ENTRIES SHOWN section start

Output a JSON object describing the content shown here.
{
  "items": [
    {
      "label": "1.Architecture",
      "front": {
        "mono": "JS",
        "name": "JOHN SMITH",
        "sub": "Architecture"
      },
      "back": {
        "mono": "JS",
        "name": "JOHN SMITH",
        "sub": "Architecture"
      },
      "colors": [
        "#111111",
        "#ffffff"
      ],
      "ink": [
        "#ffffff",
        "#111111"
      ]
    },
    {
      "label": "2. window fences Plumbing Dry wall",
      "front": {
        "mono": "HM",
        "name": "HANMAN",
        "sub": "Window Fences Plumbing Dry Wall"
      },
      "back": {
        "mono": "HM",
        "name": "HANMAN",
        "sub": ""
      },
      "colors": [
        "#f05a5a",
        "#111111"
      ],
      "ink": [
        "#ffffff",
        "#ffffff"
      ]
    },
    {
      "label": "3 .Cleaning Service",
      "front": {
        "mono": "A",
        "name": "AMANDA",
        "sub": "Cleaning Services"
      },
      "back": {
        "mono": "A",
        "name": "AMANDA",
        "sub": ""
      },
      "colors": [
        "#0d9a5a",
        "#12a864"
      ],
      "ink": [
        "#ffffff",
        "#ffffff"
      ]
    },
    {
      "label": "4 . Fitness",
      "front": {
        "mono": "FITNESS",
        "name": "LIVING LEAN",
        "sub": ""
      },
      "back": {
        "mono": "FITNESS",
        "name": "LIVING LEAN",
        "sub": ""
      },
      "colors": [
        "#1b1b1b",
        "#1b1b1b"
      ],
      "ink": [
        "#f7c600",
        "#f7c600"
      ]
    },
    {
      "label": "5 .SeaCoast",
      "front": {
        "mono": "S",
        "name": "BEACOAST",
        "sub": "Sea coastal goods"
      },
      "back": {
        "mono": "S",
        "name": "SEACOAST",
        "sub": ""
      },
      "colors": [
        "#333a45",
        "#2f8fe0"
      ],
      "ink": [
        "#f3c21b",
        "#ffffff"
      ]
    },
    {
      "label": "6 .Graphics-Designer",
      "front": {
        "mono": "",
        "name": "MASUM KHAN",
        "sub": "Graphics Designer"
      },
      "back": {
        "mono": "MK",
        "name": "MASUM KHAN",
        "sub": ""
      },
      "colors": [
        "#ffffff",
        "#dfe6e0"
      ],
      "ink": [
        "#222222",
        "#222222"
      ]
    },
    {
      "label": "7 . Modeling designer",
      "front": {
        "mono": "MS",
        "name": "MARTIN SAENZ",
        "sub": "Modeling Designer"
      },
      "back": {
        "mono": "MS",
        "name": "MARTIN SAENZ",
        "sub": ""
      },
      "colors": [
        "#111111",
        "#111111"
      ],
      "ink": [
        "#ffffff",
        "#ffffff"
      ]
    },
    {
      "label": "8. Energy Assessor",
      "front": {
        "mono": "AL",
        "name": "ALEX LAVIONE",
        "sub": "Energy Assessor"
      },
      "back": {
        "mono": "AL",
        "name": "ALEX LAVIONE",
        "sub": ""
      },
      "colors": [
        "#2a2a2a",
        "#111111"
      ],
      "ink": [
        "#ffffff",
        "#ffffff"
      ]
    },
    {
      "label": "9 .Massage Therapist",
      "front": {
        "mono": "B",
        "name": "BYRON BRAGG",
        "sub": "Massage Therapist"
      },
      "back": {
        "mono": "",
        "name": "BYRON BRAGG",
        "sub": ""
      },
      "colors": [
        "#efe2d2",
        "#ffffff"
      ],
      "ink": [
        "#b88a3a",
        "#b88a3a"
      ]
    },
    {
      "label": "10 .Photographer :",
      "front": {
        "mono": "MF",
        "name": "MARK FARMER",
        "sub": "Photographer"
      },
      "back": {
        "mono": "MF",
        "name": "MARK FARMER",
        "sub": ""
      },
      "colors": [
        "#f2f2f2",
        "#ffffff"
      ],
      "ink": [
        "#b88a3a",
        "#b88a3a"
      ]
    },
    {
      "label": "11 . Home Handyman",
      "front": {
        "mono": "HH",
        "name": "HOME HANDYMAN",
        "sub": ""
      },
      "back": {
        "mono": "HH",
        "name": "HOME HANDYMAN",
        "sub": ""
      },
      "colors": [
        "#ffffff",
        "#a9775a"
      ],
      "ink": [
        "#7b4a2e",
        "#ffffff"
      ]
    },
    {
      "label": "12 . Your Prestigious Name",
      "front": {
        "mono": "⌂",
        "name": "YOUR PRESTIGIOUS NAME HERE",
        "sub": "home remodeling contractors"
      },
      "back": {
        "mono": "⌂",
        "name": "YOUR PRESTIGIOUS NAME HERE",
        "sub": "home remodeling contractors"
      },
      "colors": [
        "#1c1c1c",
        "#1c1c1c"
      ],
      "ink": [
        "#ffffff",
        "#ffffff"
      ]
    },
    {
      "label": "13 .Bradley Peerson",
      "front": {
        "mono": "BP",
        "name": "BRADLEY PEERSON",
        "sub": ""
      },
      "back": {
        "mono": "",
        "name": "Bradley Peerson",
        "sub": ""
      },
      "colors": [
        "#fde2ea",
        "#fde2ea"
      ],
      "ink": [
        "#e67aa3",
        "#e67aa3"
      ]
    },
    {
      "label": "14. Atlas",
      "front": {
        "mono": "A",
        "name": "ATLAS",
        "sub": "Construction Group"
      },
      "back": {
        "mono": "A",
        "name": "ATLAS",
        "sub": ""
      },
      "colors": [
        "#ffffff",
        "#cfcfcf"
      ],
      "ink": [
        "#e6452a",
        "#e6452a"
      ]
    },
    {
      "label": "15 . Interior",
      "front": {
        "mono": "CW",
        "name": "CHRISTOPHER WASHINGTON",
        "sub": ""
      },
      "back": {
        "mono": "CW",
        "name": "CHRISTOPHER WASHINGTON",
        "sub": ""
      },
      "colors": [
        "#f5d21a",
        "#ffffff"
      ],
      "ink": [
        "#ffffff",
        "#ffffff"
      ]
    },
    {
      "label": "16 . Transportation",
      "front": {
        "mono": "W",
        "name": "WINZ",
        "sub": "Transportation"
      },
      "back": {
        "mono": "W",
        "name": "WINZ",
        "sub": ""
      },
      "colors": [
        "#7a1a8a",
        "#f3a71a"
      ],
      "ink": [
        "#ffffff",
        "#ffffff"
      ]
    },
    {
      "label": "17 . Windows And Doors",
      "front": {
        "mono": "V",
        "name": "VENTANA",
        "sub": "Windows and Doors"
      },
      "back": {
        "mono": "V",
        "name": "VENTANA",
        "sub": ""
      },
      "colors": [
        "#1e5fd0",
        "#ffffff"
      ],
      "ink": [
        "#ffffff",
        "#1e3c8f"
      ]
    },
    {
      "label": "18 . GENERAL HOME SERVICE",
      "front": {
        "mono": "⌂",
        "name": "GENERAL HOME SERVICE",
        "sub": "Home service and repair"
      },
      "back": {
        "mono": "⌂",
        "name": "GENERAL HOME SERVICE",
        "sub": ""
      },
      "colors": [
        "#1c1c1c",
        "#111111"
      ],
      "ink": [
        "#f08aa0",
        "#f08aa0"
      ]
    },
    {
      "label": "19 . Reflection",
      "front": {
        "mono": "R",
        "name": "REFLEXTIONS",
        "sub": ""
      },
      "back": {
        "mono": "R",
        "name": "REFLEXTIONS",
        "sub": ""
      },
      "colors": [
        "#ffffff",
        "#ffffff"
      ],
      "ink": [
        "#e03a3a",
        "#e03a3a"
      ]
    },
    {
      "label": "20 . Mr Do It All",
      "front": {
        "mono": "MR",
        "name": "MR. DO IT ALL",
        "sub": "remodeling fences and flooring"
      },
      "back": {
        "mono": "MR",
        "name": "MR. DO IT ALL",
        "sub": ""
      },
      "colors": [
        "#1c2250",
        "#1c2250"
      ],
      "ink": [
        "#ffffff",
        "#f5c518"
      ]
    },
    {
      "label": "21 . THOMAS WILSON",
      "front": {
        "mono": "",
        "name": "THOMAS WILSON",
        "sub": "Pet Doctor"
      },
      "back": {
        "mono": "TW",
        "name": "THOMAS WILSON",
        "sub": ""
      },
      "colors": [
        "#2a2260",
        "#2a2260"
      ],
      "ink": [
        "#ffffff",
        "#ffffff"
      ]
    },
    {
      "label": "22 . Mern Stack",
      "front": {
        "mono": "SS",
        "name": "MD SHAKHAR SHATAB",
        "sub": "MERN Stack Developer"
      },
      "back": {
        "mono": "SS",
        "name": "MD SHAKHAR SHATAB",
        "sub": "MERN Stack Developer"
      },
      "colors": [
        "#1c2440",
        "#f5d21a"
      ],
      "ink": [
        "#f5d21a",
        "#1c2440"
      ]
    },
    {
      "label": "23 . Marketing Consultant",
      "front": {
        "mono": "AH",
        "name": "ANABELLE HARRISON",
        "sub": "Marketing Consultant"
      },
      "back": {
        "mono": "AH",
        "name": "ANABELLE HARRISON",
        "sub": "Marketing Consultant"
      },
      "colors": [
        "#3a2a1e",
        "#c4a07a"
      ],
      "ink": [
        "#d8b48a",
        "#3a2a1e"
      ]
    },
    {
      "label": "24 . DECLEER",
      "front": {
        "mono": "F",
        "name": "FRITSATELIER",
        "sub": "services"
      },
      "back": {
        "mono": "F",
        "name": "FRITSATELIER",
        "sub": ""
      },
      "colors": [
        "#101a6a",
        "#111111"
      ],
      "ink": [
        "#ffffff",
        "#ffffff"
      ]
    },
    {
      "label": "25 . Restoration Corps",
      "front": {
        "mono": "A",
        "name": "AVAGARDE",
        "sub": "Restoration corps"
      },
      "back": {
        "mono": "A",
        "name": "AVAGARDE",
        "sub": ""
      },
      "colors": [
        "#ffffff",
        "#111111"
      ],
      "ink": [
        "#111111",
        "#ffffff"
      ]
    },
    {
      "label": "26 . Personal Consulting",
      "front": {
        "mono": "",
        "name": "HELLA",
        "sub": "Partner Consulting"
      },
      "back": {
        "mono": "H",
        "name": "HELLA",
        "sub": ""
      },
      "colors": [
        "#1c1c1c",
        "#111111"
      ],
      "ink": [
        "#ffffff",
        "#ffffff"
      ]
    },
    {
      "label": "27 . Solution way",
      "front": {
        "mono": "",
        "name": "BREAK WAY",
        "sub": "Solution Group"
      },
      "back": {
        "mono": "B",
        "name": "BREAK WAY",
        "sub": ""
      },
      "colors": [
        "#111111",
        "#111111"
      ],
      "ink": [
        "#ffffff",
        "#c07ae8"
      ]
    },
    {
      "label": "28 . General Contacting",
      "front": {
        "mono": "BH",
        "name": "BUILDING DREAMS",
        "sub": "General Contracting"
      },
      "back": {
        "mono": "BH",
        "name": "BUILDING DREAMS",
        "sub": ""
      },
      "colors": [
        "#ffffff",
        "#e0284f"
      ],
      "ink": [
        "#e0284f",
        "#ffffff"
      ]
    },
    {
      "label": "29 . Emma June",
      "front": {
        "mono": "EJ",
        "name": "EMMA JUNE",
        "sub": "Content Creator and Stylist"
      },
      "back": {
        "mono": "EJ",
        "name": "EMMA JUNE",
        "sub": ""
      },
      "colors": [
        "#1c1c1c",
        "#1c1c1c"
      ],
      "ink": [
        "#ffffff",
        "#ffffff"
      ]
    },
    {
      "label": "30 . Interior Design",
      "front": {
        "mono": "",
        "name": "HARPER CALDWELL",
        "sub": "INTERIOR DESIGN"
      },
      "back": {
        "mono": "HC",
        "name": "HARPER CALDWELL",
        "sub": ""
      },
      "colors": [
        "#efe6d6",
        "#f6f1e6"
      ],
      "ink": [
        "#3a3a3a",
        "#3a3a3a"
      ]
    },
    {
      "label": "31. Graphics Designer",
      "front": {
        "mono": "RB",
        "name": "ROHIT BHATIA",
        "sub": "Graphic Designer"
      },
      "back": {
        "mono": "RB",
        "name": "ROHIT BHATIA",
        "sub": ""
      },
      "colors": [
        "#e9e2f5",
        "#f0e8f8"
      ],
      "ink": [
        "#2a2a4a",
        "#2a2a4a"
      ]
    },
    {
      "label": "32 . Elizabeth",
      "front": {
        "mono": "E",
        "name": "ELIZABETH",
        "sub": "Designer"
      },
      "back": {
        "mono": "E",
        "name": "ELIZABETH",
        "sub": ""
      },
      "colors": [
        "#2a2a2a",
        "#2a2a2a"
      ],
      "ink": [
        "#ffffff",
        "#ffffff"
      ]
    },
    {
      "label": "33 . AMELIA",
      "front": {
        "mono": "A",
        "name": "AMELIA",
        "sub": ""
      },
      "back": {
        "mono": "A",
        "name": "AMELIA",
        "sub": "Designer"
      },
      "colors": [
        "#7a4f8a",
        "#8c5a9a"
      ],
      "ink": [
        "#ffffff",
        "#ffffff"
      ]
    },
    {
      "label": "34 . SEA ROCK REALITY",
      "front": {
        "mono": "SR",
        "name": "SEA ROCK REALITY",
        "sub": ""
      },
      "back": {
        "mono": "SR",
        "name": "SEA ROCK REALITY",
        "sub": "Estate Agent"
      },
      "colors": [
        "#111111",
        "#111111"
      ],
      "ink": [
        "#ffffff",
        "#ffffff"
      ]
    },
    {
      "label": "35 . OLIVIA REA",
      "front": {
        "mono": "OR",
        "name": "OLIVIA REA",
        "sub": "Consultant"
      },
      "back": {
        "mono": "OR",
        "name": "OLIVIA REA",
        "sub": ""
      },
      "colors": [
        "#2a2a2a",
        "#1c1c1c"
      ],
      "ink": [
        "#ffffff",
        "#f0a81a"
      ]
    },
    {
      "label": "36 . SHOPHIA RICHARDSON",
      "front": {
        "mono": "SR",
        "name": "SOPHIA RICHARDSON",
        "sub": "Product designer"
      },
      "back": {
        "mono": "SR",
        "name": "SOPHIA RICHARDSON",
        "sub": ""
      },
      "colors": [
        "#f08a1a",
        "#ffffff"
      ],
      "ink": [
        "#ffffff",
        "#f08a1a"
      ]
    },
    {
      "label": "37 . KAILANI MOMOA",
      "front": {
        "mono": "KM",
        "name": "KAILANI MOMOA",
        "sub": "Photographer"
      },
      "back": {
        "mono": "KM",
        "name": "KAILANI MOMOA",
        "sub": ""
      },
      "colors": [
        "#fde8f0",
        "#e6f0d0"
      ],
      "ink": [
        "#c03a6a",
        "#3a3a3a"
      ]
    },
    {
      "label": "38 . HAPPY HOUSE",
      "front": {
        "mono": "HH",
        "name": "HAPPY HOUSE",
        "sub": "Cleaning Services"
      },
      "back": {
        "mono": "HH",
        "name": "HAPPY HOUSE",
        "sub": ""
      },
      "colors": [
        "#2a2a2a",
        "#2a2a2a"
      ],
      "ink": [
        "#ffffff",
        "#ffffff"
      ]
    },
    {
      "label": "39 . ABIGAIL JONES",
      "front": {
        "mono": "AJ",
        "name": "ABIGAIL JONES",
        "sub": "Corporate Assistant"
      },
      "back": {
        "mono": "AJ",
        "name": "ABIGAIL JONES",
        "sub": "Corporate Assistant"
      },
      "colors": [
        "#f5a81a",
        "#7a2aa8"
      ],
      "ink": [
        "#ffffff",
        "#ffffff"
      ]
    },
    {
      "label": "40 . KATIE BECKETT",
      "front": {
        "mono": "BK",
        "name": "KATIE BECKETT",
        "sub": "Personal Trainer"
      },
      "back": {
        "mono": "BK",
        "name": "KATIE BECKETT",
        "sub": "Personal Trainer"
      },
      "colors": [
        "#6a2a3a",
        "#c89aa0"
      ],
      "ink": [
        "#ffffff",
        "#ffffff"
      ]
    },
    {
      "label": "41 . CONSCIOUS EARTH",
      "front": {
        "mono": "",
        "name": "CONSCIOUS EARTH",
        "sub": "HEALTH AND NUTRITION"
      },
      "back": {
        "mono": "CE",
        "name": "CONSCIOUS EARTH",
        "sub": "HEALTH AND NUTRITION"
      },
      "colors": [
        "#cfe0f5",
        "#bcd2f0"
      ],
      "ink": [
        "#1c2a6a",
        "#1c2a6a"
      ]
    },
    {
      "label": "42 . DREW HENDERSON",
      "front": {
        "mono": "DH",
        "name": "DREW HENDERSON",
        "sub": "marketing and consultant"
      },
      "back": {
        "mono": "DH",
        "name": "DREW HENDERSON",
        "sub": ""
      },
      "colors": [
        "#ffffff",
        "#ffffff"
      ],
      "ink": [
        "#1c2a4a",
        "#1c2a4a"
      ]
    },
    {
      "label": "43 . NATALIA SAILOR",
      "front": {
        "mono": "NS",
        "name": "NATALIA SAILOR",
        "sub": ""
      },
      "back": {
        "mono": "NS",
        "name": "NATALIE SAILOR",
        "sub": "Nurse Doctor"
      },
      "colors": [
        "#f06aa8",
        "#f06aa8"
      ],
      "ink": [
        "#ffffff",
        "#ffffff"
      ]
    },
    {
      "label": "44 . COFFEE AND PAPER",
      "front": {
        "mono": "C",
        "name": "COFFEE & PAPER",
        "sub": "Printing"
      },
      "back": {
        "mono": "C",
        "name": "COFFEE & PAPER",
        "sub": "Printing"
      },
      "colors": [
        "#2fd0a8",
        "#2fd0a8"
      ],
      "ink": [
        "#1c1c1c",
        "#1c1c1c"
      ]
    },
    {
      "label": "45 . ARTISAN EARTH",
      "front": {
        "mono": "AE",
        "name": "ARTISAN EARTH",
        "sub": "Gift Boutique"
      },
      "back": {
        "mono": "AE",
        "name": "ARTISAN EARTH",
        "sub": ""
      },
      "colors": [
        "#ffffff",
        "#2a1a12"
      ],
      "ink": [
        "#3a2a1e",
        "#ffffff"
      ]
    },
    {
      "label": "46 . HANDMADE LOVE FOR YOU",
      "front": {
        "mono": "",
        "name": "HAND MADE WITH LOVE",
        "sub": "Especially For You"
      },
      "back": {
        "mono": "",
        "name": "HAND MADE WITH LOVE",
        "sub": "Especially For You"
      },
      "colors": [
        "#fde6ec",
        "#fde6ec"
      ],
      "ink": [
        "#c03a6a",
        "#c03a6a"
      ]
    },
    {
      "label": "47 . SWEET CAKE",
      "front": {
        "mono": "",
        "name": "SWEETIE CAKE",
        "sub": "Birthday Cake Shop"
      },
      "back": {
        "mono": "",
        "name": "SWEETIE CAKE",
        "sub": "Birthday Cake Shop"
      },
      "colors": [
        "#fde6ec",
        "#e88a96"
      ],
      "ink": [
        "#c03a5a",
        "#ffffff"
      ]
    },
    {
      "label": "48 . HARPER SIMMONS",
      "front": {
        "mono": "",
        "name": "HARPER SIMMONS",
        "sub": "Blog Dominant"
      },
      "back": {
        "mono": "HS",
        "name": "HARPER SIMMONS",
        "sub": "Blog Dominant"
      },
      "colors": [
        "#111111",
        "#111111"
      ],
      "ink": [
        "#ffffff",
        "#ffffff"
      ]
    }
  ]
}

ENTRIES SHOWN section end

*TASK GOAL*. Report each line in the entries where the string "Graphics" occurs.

*RESULT OF THE TASK*.
      "label": "6 .Graphics-Designer",
        "sub": "Graphics Designer"
      "label": "31. Graphics Designer",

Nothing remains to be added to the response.